● **Task details**
Check every line of the data for the string "HEADS" and copy the ones that have it.

● **Material supplied**
BEGIN

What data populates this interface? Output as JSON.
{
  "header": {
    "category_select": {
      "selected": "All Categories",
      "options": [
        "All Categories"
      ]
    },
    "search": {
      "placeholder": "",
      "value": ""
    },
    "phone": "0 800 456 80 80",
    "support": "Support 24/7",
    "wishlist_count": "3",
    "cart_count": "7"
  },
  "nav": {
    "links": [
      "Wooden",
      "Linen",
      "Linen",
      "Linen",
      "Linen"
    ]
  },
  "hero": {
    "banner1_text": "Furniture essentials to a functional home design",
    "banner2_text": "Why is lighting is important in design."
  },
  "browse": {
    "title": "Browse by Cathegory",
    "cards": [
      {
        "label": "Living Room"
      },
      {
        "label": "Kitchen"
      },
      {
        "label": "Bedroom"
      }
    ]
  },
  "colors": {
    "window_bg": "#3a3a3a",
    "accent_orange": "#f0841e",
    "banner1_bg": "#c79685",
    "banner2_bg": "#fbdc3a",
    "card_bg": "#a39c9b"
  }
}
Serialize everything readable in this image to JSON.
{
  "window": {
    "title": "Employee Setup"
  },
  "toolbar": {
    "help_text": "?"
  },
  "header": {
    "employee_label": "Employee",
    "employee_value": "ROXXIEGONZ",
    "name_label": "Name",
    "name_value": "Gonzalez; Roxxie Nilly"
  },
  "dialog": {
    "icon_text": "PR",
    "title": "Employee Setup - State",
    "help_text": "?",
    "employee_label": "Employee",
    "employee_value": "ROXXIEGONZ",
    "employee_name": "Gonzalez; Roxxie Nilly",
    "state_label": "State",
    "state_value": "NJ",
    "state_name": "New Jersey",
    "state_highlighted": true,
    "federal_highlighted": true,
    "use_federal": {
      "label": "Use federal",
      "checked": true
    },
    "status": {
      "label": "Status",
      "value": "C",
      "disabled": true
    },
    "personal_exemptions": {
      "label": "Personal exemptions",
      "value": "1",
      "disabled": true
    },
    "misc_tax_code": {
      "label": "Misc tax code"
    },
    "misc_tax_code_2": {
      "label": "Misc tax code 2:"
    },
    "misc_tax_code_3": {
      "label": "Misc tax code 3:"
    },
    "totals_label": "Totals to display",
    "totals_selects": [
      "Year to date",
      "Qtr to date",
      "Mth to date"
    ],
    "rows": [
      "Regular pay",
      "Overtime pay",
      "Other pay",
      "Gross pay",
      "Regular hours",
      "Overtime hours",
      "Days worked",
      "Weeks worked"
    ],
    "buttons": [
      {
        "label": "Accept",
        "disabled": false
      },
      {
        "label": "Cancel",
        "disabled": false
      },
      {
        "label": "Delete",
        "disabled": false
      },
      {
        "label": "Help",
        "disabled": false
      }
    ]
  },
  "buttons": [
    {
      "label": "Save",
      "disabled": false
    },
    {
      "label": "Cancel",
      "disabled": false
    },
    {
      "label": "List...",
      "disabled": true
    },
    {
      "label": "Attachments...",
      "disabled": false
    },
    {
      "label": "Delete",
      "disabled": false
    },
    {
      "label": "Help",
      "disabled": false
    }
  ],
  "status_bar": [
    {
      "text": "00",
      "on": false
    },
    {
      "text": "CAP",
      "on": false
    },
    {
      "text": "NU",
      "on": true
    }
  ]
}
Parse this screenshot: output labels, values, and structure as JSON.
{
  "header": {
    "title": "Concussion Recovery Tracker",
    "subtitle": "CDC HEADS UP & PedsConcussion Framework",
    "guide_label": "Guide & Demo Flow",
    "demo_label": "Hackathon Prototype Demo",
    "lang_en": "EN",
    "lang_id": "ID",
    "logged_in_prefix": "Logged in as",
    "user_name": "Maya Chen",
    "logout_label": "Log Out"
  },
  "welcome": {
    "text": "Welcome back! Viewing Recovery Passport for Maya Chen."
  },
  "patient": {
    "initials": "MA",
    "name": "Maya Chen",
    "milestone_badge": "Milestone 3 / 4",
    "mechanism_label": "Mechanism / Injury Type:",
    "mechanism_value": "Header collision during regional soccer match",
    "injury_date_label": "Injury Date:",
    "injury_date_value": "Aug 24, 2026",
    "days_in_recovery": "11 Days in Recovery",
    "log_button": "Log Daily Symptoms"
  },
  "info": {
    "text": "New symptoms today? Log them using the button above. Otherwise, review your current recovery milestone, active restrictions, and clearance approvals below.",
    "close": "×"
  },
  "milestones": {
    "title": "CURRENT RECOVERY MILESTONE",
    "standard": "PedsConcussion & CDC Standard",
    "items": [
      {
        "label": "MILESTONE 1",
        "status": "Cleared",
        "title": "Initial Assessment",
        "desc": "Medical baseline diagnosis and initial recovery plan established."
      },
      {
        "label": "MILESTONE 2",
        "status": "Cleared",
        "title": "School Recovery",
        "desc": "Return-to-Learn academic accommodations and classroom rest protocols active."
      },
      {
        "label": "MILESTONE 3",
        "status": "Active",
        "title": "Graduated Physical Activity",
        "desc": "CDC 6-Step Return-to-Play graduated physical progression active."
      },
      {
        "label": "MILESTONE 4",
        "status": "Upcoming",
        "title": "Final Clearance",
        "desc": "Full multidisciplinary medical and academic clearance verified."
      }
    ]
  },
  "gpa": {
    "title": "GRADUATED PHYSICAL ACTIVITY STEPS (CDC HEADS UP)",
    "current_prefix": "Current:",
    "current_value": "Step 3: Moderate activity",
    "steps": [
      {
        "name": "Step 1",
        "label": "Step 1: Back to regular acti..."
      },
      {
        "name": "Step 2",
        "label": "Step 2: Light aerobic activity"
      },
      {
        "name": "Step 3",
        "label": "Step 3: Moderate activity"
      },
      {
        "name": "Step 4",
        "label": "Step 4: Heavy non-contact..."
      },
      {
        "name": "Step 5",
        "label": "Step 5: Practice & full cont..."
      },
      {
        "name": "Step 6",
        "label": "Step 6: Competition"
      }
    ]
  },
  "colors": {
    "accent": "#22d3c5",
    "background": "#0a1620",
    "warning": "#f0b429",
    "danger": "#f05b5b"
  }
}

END

● **Answer section**
    "subtitle": "CDC HEADS UP & PedsConcussion Framework",
    "title": "GRADUATED PHYSICAL ACTIVITY STEPS (CDC HEADS UP)",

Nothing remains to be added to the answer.